• Environmental regulations, innovation and firm performance: a revisit of the Porter hypothesis

      Ramanathan, Ramakrishnan; He, Qile; Black, Andrew; Ghobadian, Abby; Gallear, David; University of Bedfordshire; Coventry University; Nottingham University; University of Reading; Brunel University (Elsevier Ltd, 2016-08-24)
      This paper examines the relationships between environmental regulations, firms' innovation and private sustainability benefits using nine case studies of UK and Chinese firms. It aims to unravel the mechanisms by which a firm's environmental behaviour in improving its private benefits of sustainability is influenced by its relationship with the government, which primarily enacts regulations to maximise public sustainability benefits in the interests of society as a whole. The paper takes its cue from the Porter hypothesis to make some broad preliminary assumptions to inform the research design. A conceptual framework was developed through inductive case studies using template analysis. The results show that depending on firms' resources and capabilities, those that adopt a more dynamic approach to respond to environmental regulations innovatively and take a proactive approach to manage their environmental performance are generally better able to reap the private benefits of sustainability.
    • Factors affecting consumers’ purchase intention of eco-friendly food in China: the evidence from respondents in Beijing

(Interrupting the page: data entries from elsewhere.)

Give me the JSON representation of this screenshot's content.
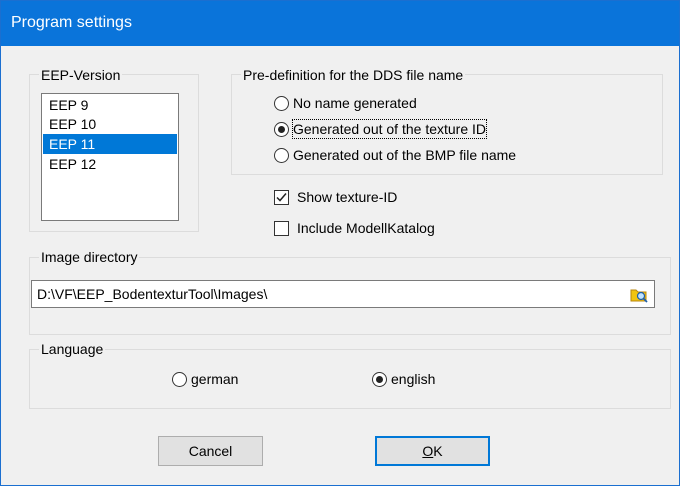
{
  "window": {
    "title": "Program settings"
  },
  "eep_version": {
    "label": "EEP-Version",
    "items": [
      "EEP 9",
      "EEP 10",
      "EEP 11",
      "EEP 12"
    ],
    "selected": "EEP 11"
  },
  "dds_name": {
    "label": "Pre-definition for the DDS file name",
    "options": [
      {
        "label": "No name generated",
        "checked": false
      },
      {
        "label": "Generated out of the texture ID",
        "checked": true
      },
      {
        "label": "Generated out of the BMP file name",
        "checked": false
      }
    ]
  },
  "checkboxes": {
    "show_texture_id": {
      "label": "Show texture-ID",
      "checked": true
    },
    "include_modellkatalog": {
      "label": "Include ModellKatalog",
      "checked": false
    }
  },
  "image_directory": {
    "label": "Image directory",
    "value": "D:\\VF\\EEP_BodentexturTool\\Images\\"
  },
  "language": {
    "label": "Language",
    "options": [
      {
        "label": "german",
        "checked": false
      },
      {
        "label": "english",
        "checked": true
      }
    ]
  },
  "buttons": {
    "cancel": "Cancel",
    "ok_mnemonic": "O",
    "ok_rest": "K"
  },
  "colors": {
    "titlebar": "#0a74da",
    "selection": "#0078d7",
    "dialog_bg": "#f0f0f0"
  }
}
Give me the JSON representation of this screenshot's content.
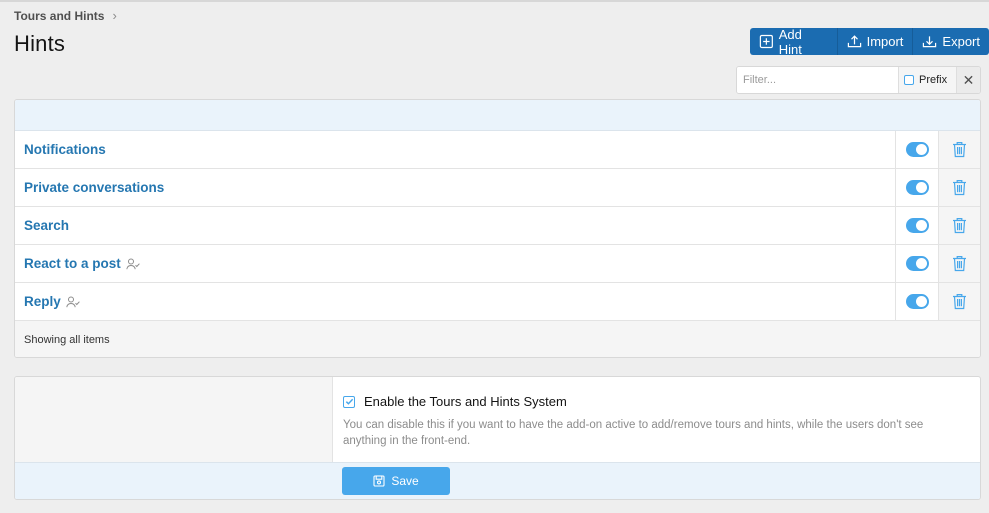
{
  "breadcrumb": {
    "item": "Tours and Hints"
  },
  "page": {
    "title": "Hints"
  },
  "toolbar": {
    "add_label": "Add Hint",
    "import_label": "Import",
    "export_label": "Export",
    "accent": "#1b6cb1"
  },
  "filter": {
    "placeholder": "Filter...",
    "value": "",
    "prefix_label": "Prefix",
    "prefix_checked": false
  },
  "hints": [
    {
      "title": "Notifications",
      "user_icon": false,
      "enabled": true
    },
    {
      "title": "Private conversations",
      "user_icon": false,
      "enabled": true
    },
    {
      "title": "Search",
      "user_icon": false,
      "enabled": true
    },
    {
      "title": "React to a post",
      "user_icon": true,
      "enabled": true
    },
    {
      "title": "Reply",
      "user_icon": true,
      "enabled": true
    }
  ],
  "list_footer": "Showing all items",
  "options": {
    "enable_label": "Enable the Tours and Hints System",
    "enable_checked": true,
    "enable_hint": "You can disable this if you want to have the add-on active to add/remove tours and hints, while the users don't see anything in the front-end.",
    "save_label": "Save"
  },
  "colors": {
    "link": "#2577b1",
    "toggle_on": "#47a7eb",
    "header_tint": "#eaf3fb"
  }
}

      He, Qile; Duan, Yanqing; Wang, Ruowei; Fu, Zetian; Coventry University; University of Bedfordshire; China Agricultural University (Wiley, 2019-05-07)
      The purpose aims to examine the key factors influencing Chinese consumer’s purchasing behaviour of eco-friendly food in China giving its context as an emerging economy and its rapidly rising importance in the world eco-friendly food market. This paper adopts and extends the Responsible Environmental Behaviour (REB) theory by empirically testing key psycho-social factors influencing the purchase intention of eco-friendly food and the moderating effects of consumers’ demographic characteristics on the relationship between the key psycho-social factors and the purchase intention.  A number of hypotheses are proposed. A questionnaire was designed and distributed via online survey in Beijing, China.  A total of 239 valid responses were received. The empirical data was used to test the research hypotheses using the hierarchical multiple regression analysis. The research finds that the personality factors in the REB model (i.e., pro-environmental attitudes, the internal locus of control and personal responsibly) have significant positive effects on the consumers’ eco-friendly food purchase intention. Such effect is stable across consumers with different income levels. On the other hand, the knowledge-skill factors in the REB model do not have significant effect on the purchase intention of consumers. This study contributes to a better understanding of factors affecting eco-friendly food consumption intention in China and the behavioural characteristics of consumers in developing countries. Moreover, the findings also shed light on the applicability of the REB theory in emerging economies and a specific industrial context.